The selection of the right polymer chemistry in chemical enhanced oil recovery processes is key to successfully increase oil recovery. To start the screening process, it is necessary to look at minimum 3 parameters including brine composition, reservoir temperature and permeability. In addition to simple rheological tests, it is mandatory to evaluate the long-term and shear stabilities of the polymer candidates to ensure that viscosity is maintained over time at an economical concentration. In few cases, the polymer that yields the best results (especially viscosity yield) at an instant t is not always the best compromise when considering long-term stability or shear sensitivity. This paper aims at providing some guidelines to select the optimum chemistry for a wide range of field conditions.
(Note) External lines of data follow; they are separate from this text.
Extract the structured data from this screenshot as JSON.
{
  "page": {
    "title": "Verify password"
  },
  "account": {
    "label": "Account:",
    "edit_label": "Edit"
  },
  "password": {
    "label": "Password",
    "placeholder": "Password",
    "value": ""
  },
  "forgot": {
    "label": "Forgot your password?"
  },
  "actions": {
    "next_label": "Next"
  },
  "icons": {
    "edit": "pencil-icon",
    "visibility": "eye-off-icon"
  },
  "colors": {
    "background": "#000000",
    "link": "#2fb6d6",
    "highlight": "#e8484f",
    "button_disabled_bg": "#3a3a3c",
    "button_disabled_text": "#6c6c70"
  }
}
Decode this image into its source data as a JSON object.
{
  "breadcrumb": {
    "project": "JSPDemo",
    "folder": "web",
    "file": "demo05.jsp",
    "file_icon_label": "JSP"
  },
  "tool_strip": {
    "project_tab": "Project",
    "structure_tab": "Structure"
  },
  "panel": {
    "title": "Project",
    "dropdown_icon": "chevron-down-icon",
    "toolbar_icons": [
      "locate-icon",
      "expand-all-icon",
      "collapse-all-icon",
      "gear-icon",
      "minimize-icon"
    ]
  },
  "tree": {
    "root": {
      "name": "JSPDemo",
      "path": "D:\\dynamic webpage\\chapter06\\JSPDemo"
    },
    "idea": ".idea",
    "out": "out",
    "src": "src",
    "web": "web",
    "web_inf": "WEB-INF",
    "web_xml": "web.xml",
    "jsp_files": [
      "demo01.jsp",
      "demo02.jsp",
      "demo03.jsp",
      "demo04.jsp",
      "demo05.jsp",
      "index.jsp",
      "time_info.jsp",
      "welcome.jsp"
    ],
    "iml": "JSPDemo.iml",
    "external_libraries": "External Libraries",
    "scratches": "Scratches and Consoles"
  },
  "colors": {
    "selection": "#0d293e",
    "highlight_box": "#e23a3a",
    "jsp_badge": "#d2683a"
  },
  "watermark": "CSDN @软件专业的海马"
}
The resistance of different acrylamide and ATBS-based polymers to salinity and shear is evaluated through viscosity measurements over a wide range of brine compositions. A parameter called R+, that reflects brine hardness, is introduced in this study. Brines considered are either with a constant Total Dissolved Salt (TDS) and varying R+ or different total salinities with a constant R+. This parameter is also used to compare shear resistance of the different polymers.
For all the polymers, there is a threshold value of R+ beyond which viscosity remains constant. Interestingly, this threshold is reached for lower value of R+ for polymers containing ATBS, a monomer also well-known to provide calcium tolerance. Increasing the amount of ATBS yields better tolerance to divalent cations and provides shear resistance. A minimum amount of sulfonated monomer is required to improve the overall stability in complex brines.
Some important guidelines are summarized in this paper that can help screen products among a wide range of reservoir conditions in order to find the most suitable candidate for a chemical enhanced oil recovery project.